Along with “Make America Great Again,” one of the favorite slogans recycled ad nauseam by followers of the Very Stable Genius is that the “Silent Majority” supports him. Like the MAGA slogan itself, which was cribbed from Ronald Reagan’s 1980 presidential campaign, the phrase is plagiarized, in this case from a speech Richard Nixon gave as president in 1969. In historical context, it was a stroke of political genius, like many of Nixon’s moves, because it captured a feeling among many Americans that the antiwar and civil rights movements had gone too far and were destroying the country, while their opponents were getting little attention. Nixon wanted the votes of everyone who felt that way, and he must have come amazingly close to capturing them all, given the size of his landslide reelection victory three years later.
In our time, the phrase is false in every measurable way. The VSG lost the popular vote by a margin of millions both times he ran, and his supporters certainly aren’t quiet about their feelings. But they believe themselves to be the majority, at least the rightful majority of right-thinking Americans, and to have suffered in silence while ill-defined “elites” and welfare and immigrant freeloaders profited at their expense. And in politics, as Democrats and liberals of the we-believe-in-science variety keep learning to their chagrin, you win on emotions, whether or not they have any bearing on reality. The trick they have not learned is that of the emotional appeal that is based on truth, not on a farrago of lies with a few powerful but distorted truths mixed in, the latter a tactic the VSG knows how to pull off to perfection.

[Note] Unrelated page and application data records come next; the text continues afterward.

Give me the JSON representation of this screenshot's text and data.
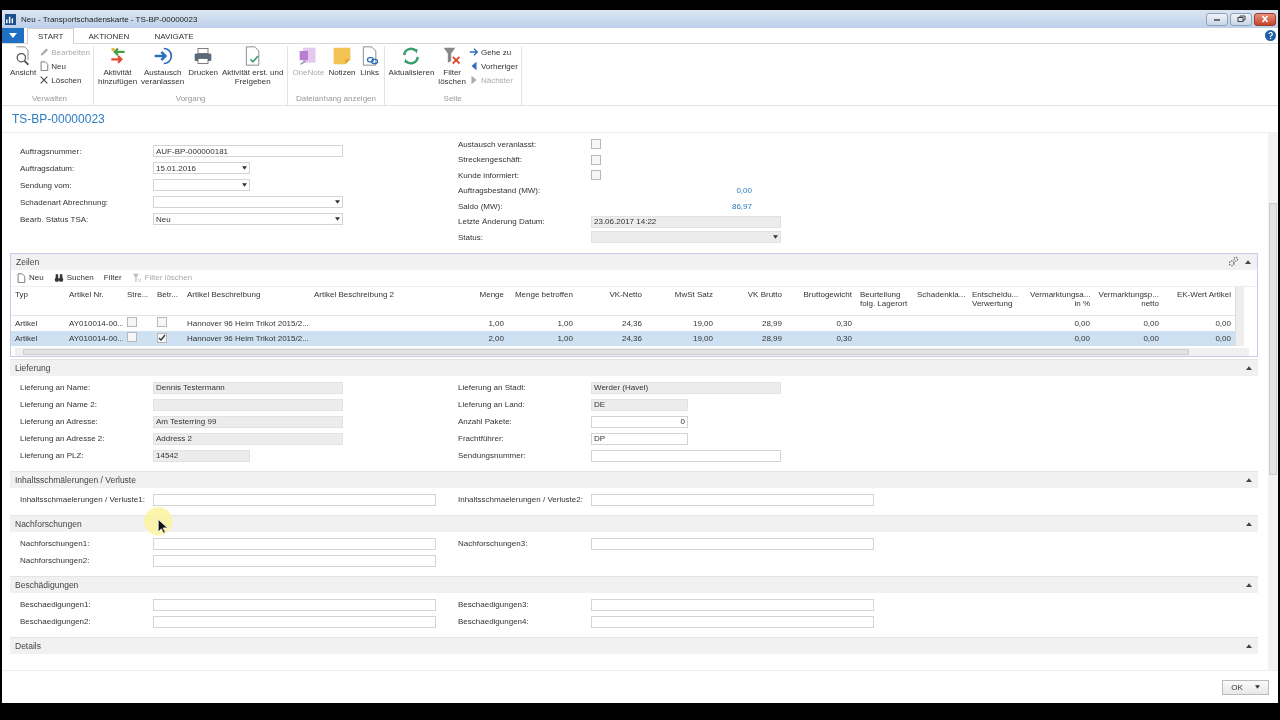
{
  "window": {
    "title": "Neu - Transportschadenskarte - TS-BP-00000023"
  },
  "ribbon": {
    "tabs": [
      {
        "label": "START",
        "selected": true
      },
      {
        "label": "AKTIONEN",
        "selected": false
      },
      {
        "label": "NAVIGATE",
        "selected": false
      }
    ],
    "groups": [
      {
        "label": "Verwalten",
        "items": [
          {
            "kind": "large",
            "label": "Ansicht",
            "disabled": false
          },
          {
            "kind": "stack",
            "items": [
              {
                "label": "Bearbeiten",
                "disabled": true
              },
              {
                "label": "Neu",
                "disabled": false
              },
              {
                "label": "Löschen",
                "disabled": false
              }
            ]
          }
        ]
      },
      {
        "label": "Vorgang",
        "items": [
          {
            "kind": "large",
            "label": "Aktivität\nhinzufügen",
            "disabled": false
          },
          {
            "kind": "large",
            "label": "Austausch\nveranlassen",
            "disabled": false
          },
          {
            "kind": "large",
            "label": "Drucken",
            "disabled": false
          },
          {
            "kind": "large",
            "label": "Aktivität erst. und\nFreigeben",
            "disabled": false
          }
        ]
      },
      {
        "label": "Dateianhang anzeigen",
        "items": [
          {
            "kind": "large",
            "label": "OneNote",
            "disabled": true
          },
          {
            "kind": "large",
            "label": "Notizen",
            "disabled": false
          },
          {
            "kind": "large",
            "label": "Links",
            "disabled": false
          }
        ]
      },
      {
        "label": "Seite",
        "items": [
          {
            "kind": "large",
            "label": "Aktualisieren",
            "disabled": false
          },
          {
            "kind": "large",
            "label": "Filter\nlöschen",
            "disabled": false
          },
          {
            "kind": "stack",
            "items": [
              {
                "label": "Gehe zu",
                "disabled": false
              },
              {
                "label": "Vorheriger",
                "disabled": false
              },
              {
                "label": "Nächster",
                "disabled": true
              }
            ]
          }
        ]
      }
    ]
  },
  "record_title": "TS-BP-00000023",
  "general": {
    "left": [
      {
        "label": "Auftragsnummer:",
        "kind": "text",
        "value": "AUF-BP-000000181"
      },
      {
        "label": "Auftragsdatum:",
        "kind": "date",
        "value": "15.01.2016"
      },
      {
        "label": "Sendung vom:",
        "kind": "date"
      },
      {
        "label": "Schadenart Abrechnung:",
        "kind": "dropdown"
      },
      {
        "label": "Bearb. Status TSA:",
        "kind": "dropdown",
        "value": "Neu"
      }
    ],
    "right": [
      {
        "label": "Austausch veranlasst:",
        "kind": "checkbox",
        "checked": false
      },
      {
        "label": "Streckengeschäft:",
        "kind": "checkbox",
        "checked": false
      },
      {
        "label": "Kunde informiert:",
        "kind": "checkbox",
        "checked": false
      },
      {
        "label": "Auftragsbestand (MW):",
        "kind": "amount",
        "value": "0,00"
      },
      {
        "label": "Saldo (MW):",
        "kind": "amount",
        "value": "86,97"
      },
      {
        "label": "Letzte Änderung Datum:",
        "kind": "readonly",
        "value": "23.06.2017 14:22"
      },
      {
        "label": "Status:",
        "kind": "readonly-dropdown"
      }
    ]
  },
  "lines": {
    "title": "Zeilen",
    "expanded": true,
    "toolbar": [
      {
        "label": "Neu",
        "disabled": false
      },
      {
        "label": "Suchen",
        "disabled": false
      },
      {
        "label": "Filter",
        "disabled": false
      },
      {
        "label": "Filter löschen",
        "disabled": true
      }
    ],
    "columns": [
      {
        "label": "Typ",
        "kind": "text"
      },
      {
        "label": "Artikel Nr.",
        "kind": "text"
      },
      {
        "label": "Stre...",
        "kind": "check"
      },
      {
        "label": "Betr...",
        "kind": "check"
      },
      {
        "label": "Artikel Beschreibung",
        "kind": "text"
      },
      {
        "label": "Artikel Beschreibung 2",
        "kind": "text"
      },
      {
        "label": "Menge",
        "kind": "num"
      },
      {
        "label": "Menge betroffen",
        "kind": "num"
      },
      {
        "label": "VK-Netto",
        "kind": "num"
      },
      {
        "label": "MwSt Satz",
        "kind": "num"
      },
      {
        "label": "VK Brutto",
        "kind": "num"
      },
      {
        "label": "Bruttogewicht",
        "kind": "num"
      },
      {
        "label": "Beurteilung\nfolg. Lagerort",
        "kind": "text"
      },
      {
        "label": "Schadenkla...",
        "kind": "text"
      },
      {
        "label": "Entscheidu...\nVerwertung",
        "kind": "text"
      },
      {
        "label": "Vermarktungsa...\nin %",
        "kind": "num"
      },
      {
        "label": "Vermarktungsp...\nnetto",
        "kind": "num"
      },
      {
        "label": "EK-Wert Artikel",
        "kind": "num"
      }
    ],
    "rows": [
      {
        "selected": false,
        "typ": "Artikel",
        "nr": "AY010014-00...",
        "stre": false,
        "betr": false,
        "beschr": "Hannover 96 Heim Trikot 2015/2...",
        "menge": "1,00",
        "betroffen": "1,00",
        "vknetto": "24,36",
        "mwst": "19,00",
        "vkbrutto": "28,99",
        "gewicht": "0,30",
        "verma": "0,00",
        "vermp": "0,00",
        "ekwert": "0,00"
      },
      {
        "selected": true,
        "typ": "Artikel",
        "nr": "AY010014-00...",
        "stre": false,
        "betr": true,
        "beschr": "Hannover 96 Heim Trikot 2015/2...",
        "menge": "2,00",
        "betroffen": "1,00",
        "vknetto": "24,36",
        "mwst": "19,00",
        "vkbrutto": "28,99",
        "gewicht": "0,30",
        "verma": "0,00",
        "vermp": "0,00",
        "ekwert": "0,00"
      }
    ]
  },
  "sections": [
    {
      "title": "Lieferung",
      "expanded": true,
      "left": [
        {
          "label": "Lieferung an Name:",
          "kind": "readonly",
          "value": "Dennis Testermann"
        },
        {
          "label": "Lieferung an Name 2:",
          "kind": "readonly"
        },
        {
          "label": "Lieferung an Adresse:",
          "kind": "readonly",
          "value": "Am Testerring 99"
        },
        {
          "label": "Lieferung an Adresse 2:",
          "kind": "readonly",
          "value": "Address 2"
        },
        {
          "label": "Lieferung an PLZ:",
          "kind": "readonly-short",
          "value": "14542"
        }
      ],
      "right": [
        {
          "label": "Lieferung an Stadt:",
          "kind": "readonly",
          "value": "Werder (Havel)"
        },
        {
          "label": "Lieferung an Land:",
          "kind": "readonly-short",
          "value": "DE"
        },
        {
          "label": "Anzahl Pakete:",
          "kind": "number",
          "value": "0"
        },
        {
          "label": "Frachtführer:",
          "kind": "text-short",
          "value": "DP"
        },
        {
          "label": "Sendungsnummer:",
          "kind": "text"
        }
      ]
    },
    {
      "title": "Inhaltsschmälerungen / Verluste",
      "expanded": true,
      "left": [
        {
          "label": "Inhaltsschmaelerungen / Verluste1:",
          "kind": "memo"
        }
      ],
      "right": [
        {
          "label": "Inhaltsschmaelerungen / Verluste2:",
          "kind": "memo"
        }
      ]
    },
    {
      "title": "Nachforschungen",
      "expanded": true,
      "left": [
        {
          "label": "Nachforschungen1:",
          "kind": "memo"
        },
        {
          "label": "Nachforschungen2:",
          "kind": "memo"
        }
      ],
      "right": [
        {
          "label": "Nachforschungen3:",
          "kind": "memo"
        }
      ]
    },
    {
      "title": "Beschädigungen",
      "expanded": true,
      "left": [
        {
          "label": "Beschaedigungen1:",
          "kind": "memo"
        },
        {
          "label": "Beschaedigungen2:",
          "kind": "memo"
        }
      ],
      "right": [
        {
          "label": "Beschaedigungen3:",
          "kind": "memo"
        },
        {
          "label": "Beschaedigungen4:",
          "kind": "memo"
        }
      ]
    },
    {
      "title": "Details",
      "expanded": true
    }
  ],
  "footer": {
    "ok": "OK"
  }
}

Not that the VSG’s opponents and mainstream media are free of all misconceptions themselves. Perhaps the most significant such false beliefs concern the true identity of the most extreme and dangerous VSG supporters. To take an important example, the Capitol putschists of January 6, 2021 are not rural trailer dwellers. They are largely urban residents, and many are the owners of small or medium-sized businesses. I can do no better than to recommend a close study by University of Chicago researchers of those prosecuted for invading the Capitol, and the estimated 21 million Americans who believe the falsehood that the election was stolen from the VSG, and that violence against the government is justified to right this supposed wrong. Eight million of these people own guns, the researchers found, and 4 million have prior military experience. If that doesn’t scare you, I don’t know what will. Comparisons with the “lower middle class” Germans who were the backbone of Nazi Party support are very interesting, but we are talking about two very different countries with dissimilar cultures at very different moments in history. In both cases, however, it’s fair to say that the fascists are not the majority of “the people,” nor are they a revolt by “the wretched of the earth” or “peasants with pitchforks.” They can and must be stopped, but we must know whom we are struggling with.